H5N1 affects 60,000 poultry in China, Vietnam
An outbreak of H5N1 avian flu has destroyed 50,000 chickens at a farm in China, and four H5N1 outbreaks in Vietnam have led to the deaths of almost 10,000 poultry, according to separate reports filed with the World Organization for Animal Health (OIE).
In China, the virus infected 6,700 chickens and killed 3,200 at a farm in Wanjia village of Yangxin County in Hubei province, according to an OIE report today. The outbreak at the farm, which housed 50,000 chickens, began Jan 7.
The remaining 46,800 birds were culled to prevent the spread of the disease, the report said, adding that disinfection and other control measures have also been employed.
Jan 13 OIE report
In Vietnam, four H5N1 outbreaks in Bac Ninh province in the north resulted in 3,895 illnesses and 2,600 deaths in village poultry flocks ranging from about 1,000 to almost 5,000 birds, according to a Jan 10 OIE report.
The outbreaks occurred in four separate administrative divisions in Bac Ninh—in two districts, the city of Bac Ninh, and the town of Tu Son. Two outbreaks began on Jan 8, and two on Jan 9.

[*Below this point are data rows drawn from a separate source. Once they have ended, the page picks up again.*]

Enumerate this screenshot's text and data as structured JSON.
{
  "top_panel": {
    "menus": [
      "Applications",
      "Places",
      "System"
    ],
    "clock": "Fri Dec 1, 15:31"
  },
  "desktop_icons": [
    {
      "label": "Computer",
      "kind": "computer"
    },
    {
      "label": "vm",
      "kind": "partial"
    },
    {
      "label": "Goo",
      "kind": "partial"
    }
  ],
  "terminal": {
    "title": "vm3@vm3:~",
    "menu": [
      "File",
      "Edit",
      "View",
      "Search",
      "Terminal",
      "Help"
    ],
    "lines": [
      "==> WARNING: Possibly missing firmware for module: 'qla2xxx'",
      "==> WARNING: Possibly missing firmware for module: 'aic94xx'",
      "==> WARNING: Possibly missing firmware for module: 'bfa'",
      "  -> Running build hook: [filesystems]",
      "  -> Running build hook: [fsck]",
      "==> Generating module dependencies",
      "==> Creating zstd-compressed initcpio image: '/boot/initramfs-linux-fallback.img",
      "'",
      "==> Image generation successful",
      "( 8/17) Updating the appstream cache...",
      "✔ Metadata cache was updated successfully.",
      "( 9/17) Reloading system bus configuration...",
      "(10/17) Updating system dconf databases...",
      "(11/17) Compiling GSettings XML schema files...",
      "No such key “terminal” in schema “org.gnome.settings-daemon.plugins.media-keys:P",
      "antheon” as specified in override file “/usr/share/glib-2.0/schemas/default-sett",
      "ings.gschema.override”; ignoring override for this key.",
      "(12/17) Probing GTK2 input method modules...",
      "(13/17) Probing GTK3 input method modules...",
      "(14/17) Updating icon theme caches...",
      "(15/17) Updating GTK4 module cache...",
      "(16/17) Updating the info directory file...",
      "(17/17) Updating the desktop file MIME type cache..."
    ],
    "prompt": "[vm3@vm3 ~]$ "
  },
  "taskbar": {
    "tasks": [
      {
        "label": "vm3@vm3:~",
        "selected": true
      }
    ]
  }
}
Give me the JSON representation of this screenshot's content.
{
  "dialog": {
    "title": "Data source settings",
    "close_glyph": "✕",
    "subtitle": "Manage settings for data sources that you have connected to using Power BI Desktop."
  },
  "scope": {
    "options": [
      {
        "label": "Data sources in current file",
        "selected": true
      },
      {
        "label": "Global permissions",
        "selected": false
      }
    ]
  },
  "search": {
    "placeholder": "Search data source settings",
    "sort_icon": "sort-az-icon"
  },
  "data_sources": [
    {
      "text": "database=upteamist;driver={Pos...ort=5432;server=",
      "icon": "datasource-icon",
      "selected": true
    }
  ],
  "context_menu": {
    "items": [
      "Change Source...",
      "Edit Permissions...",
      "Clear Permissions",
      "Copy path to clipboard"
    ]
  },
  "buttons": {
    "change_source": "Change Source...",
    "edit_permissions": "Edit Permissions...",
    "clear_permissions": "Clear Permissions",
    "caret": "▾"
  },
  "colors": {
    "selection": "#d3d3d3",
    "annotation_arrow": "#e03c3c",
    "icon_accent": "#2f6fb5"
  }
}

The number of sick poultry in each village flock ranged from 395 to 2,000, and the number of deaths ranged from 300 to 1,300. All told, 9,787 birds were susceptible, and all 7,187 surviving poultry were culled.
In addition to disinfection and measures to control the movement of animals in the area, officials also vaccinated nearby flocks to prevent disease spread, the report said.
Jan 10 OIE report
WHO: H1N1 dominates global flu picture
In a virologic update today, the World Health Organization (WHO) noted increasing global influenza in the last weeks of 2013, with 2009 H1N1 the predominant strain.
Data from FluNet reporting that covers 99 countries or territories showed that worldwide labs tested 88,471 specimens. Of those, 17,640 (20.0%) were positive for influenza.
Of the 17,640 flu-positive samples, 15,233 (86.4%) were influenza A and 2,406 (23.6%) influenza B. Of the subtyped influenza A viruses, 6.889 (67.2%) were 2009 H1N1 and 3,365 (32.8%) were H3N2. Of the B viruses, 352 (81.1%) were of the Yamagata lineage and 82 (18.9%) of the Victoria lineage.
Jan 13 WHO update